In your answer, give each entry again exactly as it appears.

Content starts

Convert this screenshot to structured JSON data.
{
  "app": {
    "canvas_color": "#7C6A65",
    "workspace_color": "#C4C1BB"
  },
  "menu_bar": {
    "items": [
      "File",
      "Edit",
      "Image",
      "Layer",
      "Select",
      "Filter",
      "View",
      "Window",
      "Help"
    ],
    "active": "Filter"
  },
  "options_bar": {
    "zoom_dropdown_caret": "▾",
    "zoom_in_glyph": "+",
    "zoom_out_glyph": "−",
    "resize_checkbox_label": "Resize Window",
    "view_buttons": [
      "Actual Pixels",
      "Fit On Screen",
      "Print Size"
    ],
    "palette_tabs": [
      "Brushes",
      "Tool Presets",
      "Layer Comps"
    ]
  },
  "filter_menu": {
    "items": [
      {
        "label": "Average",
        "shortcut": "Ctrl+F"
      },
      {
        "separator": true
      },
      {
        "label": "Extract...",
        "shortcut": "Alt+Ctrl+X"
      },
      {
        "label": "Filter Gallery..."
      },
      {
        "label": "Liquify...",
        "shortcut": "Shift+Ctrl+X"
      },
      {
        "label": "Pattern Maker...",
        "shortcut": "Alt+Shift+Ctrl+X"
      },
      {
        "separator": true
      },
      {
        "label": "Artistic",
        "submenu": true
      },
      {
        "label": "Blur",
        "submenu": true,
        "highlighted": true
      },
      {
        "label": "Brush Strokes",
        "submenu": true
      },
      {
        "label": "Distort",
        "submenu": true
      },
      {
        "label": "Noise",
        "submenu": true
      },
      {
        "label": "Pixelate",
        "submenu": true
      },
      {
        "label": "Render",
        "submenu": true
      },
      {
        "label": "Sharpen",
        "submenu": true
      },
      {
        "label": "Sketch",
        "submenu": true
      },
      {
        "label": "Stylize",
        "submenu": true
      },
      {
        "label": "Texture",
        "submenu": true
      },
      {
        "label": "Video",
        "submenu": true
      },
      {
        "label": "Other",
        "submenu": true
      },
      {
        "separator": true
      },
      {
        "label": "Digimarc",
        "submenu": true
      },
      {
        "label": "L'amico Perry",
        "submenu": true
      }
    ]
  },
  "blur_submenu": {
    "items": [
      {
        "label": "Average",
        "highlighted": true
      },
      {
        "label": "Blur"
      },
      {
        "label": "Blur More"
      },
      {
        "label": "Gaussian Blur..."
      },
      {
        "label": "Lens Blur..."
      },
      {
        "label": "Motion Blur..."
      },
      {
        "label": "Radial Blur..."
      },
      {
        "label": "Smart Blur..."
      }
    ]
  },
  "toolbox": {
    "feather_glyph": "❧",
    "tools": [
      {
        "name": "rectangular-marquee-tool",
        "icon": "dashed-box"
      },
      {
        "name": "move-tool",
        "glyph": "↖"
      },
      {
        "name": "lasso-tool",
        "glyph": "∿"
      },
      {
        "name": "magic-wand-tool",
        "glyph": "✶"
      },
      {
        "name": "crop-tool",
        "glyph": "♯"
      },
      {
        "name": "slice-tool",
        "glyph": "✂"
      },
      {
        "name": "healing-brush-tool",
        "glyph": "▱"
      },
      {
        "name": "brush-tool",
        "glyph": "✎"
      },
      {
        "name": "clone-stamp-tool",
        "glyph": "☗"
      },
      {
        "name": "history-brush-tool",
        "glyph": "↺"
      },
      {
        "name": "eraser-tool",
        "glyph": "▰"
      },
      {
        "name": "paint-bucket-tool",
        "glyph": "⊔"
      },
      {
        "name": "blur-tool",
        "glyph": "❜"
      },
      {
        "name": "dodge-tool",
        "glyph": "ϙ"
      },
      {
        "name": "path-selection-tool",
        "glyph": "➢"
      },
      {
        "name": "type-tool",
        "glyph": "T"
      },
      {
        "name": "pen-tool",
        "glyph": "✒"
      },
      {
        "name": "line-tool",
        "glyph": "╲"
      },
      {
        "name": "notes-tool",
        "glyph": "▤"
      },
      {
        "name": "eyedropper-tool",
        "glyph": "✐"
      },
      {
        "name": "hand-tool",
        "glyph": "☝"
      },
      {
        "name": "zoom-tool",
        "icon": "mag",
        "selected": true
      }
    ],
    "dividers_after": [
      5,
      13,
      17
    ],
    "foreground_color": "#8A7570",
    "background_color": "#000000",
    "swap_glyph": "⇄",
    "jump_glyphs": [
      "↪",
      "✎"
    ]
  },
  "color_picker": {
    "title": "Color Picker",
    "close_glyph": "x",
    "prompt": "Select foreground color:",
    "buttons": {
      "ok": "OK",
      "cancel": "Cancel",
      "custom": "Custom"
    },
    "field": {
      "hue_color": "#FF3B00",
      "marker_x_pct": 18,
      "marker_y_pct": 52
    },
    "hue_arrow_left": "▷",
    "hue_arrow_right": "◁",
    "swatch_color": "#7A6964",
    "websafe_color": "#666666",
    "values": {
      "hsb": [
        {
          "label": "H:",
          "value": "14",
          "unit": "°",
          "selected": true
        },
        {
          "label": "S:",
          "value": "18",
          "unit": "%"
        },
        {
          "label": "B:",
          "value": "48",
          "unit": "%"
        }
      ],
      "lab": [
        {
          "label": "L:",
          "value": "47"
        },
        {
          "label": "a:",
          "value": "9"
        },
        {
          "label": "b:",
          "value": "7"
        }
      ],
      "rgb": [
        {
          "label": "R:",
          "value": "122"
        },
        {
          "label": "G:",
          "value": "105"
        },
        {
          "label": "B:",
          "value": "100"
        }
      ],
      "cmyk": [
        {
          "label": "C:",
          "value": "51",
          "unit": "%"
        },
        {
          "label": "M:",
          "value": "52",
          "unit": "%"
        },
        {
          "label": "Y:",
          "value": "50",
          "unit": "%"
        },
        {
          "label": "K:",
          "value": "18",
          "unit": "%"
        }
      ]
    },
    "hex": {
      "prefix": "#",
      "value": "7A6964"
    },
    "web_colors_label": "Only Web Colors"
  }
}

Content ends

◆ **Answer box**:
Convert this screenshot to structured JSON data.
{
  "app": {
    "canvas_color": "#7C6A65",
    "workspace_color": "#C4C1BB"
  },
  "menu_bar": {
    "items": [
      "File",
      "Edit",
      "Image",
      "Layer",
      "Select",
      "Filter",
      "View",
      "Window",
      "Help"
    ],
    "active": "Filter"
  },
  "options_bar": {
    "zoom_dropdown_caret": "▾",
    "zoom_in_glyph": "+",
    "zoom_out_glyph": "−",
    "resize_checkbox_label": "Resize Window",
    "view_buttons": [
      "Actual Pixels",
      "Fit On Screen",
      "Print Size"
    ],
    "palette_tabs": [
      "Brushes",
      "Tool Presets",
      "Layer Comps"
    ]
  },
  "filter_menu": {
    "items": [
      {
        "label": "Average",
        "shortcut": "Ctrl+F"
      },
      {
        "separator": true
      },
      {
        "label": "Extract...",
        "shortcut": "Alt+Ctrl+X"
      },
      {
        "label": "Filter Gallery..."
      },
      {
        "label": "Liquify...",
        "shortcut": "Shift+Ctrl+X"
      },
      {
        "label": "Pattern Maker...",
        "shortcut": "Alt+Shift+Ctrl+X"
      },
      {
        "separator": true
      },
      {
        "label": "Artistic",
        "submenu": true
      },
      {
        "label": "Blur",
        "submenu": true,
        "highlighted": true
      },
      {
        "label": "Brush Strokes",
        "submenu": true
      },
      {
        "label": "Distort",
        "submenu": true
      },
      {
        "label": "Noise",
        "submenu": true
      },
      {
        "label": "Pixelate",
        "submenu": true
      },
      {
        "label": "Render",
        "submenu": true
      },
      {
        "label": "Sharpen",
        "submenu": true
      },
      {
        "label": "Sketch",
        "submenu": true
      },
      {
        "label": "Stylize",
        "submenu": true
      },
      {
        "label": "Texture",
        "submenu": true
      },
      {
        "label": "Video",
        "submenu": true
      },
      {
        "label": "Other",
        "submenu": true
      },
      {
        "separator": true
      },
      {
        "label": "Digimarc",
        "submenu": true
      },
      {
        "label": "L'amico Perry",
        "submenu": true
      }
    ]
  },
  "blur_submenu": {
    "items": [
      {
        "label": "Average",
        "highlighted": true
      },
      {
        "label": "Blur"
      },
      {
        "label": "Blur More"
      },
      {
        "label": "Gaussian Blur..."
      },
      {
        "label": "Lens Blur..."
      },
      {
        "label": "Motion Blur..."
      },
      {
        "label": "Radial Blur..."
      },
      {
        "label": "Smart Blur..."
      }
    ]
  },
  "toolbox": {
    "feather_glyph": "❧",
    "tools": [
      {
        "name": "rectangular-marquee-tool",
        "icon": "dashed-box"
      },
      {
        "name": "move-tool",
        "glyph": "↖"
      },
      {
        "name": "lasso-tool",
        "glyph": "∿"
      },
      {
        "name": "magic-wand-tool",
        "glyph": "✶"
      },
      {
        "name": "crop-tool",
        "glyph": "♯"
      },
      {
        "name": "slice-tool",
        "glyph": "✂"
      },
      {
        "name": "healing-brush-tool",
        "glyph": "▱"
      },
      {
        "name": "brush-tool",
        "glyph": "✎"
      },
      {
        "name": "clone-stamp-tool",
        "glyph": "☗"
      },
      {
        "name": "history-brush-tool",
        "glyph": "↺"
      },
      {
        "name": "eraser-tool",
        "glyph": "▰"
      },
      {
        "name": "paint-bucket-tool",
        "glyph": "⊔"
      },
      {
        "name": "blur-tool",
        "glyph": "❜"
      },
      {
        "name": "dodge-tool",
        "glyph": "ϙ"
      },
      {
        "name": "path-selection-tool",
        "glyph": "➢"
      },
      {
        "name": "type-tool",
        "glyph": "T"
      },
      {
        "name": "pen-tool",
        "glyph": "✒"
      },
      {
        "name": "line-tool",
        "glyph": "╲"
      },
      {
        "name": "notes-tool",
        "glyph": "▤"
      },
      {
        "name": "eyedropper-tool",
        "glyph": "✐"
      },
      {
        "name": "hand-tool",
        "glyph": "☝"
      },
      {
        "name": "zoom-tool",
        "icon": "mag",
        "selected": true
      }
    ],
    "dividers_after": [
      5,
      13,
      17
    ],
    "foreground_color": "#8A7570",
    "background_color": "#000000",
    "swap_glyph": "⇄",
    "jump_glyphs": [
      "↪",
      "✎"
    ]
  },
  "color_picker": {
    "title": "Color Picker",
    "close_glyph": "x",
    "prompt": "Select foreground color:",
    "buttons": {
      "ok": "OK",
      "cancel": "Cancel",
      "custom": "Custom"
    },
    "field": {
      "hue_color": "#FF3B00",
      "marker_x_pct": 18,
      "marker_y_pct": 52
    },
    "hue_arrow_left": "▷",
    "hue_arrow_right": "◁",
    "swatch_color": "#7A6964",
    "websafe_color": "#666666",
    "values": {
      "hsb": [
        {
          "label": "H:",
          "value": "14",
          "unit": "°",
          "selected": true
        },
        {
          "label": "S:",
          "value": "18",
          "unit": "%"
        },
        {
          "label": "B:",
          "value": "48",
          "unit": "%"
        }
      ],
      "lab": [
        {
          "label": "L:",
          "value": "47"
        },
        {
          "label": "a:",
          "value": "9"
        },
        {
          "label": "b:",
          "value": "7"
        }
      ],
      "rgb": [
        {
          "label": "R:",
          "value": "122"
        },
        {
          "label": "G:",
          "value": "105"
        },
        {
          "label": "B:",
          "value": "100"
        }
      ],
      "cmyk": [
        {
          "label": "C:",
          "value": "51",
          "unit": "%"
        },
        {
          "label": "M:",
          "value": "52",
          "unit": "%"
        },
        {
          "label": "Y:",
          "value": "50",
          "unit": "%"
        },
        {
          "label": "K:",
          "value": "18",
          "unit": "%"
        }
      ]
    },
    "hex": {
      "prefix": "#",
      "value": "7A6964"
    },
    "web_colors_label": "Only Web Colors"
  }
}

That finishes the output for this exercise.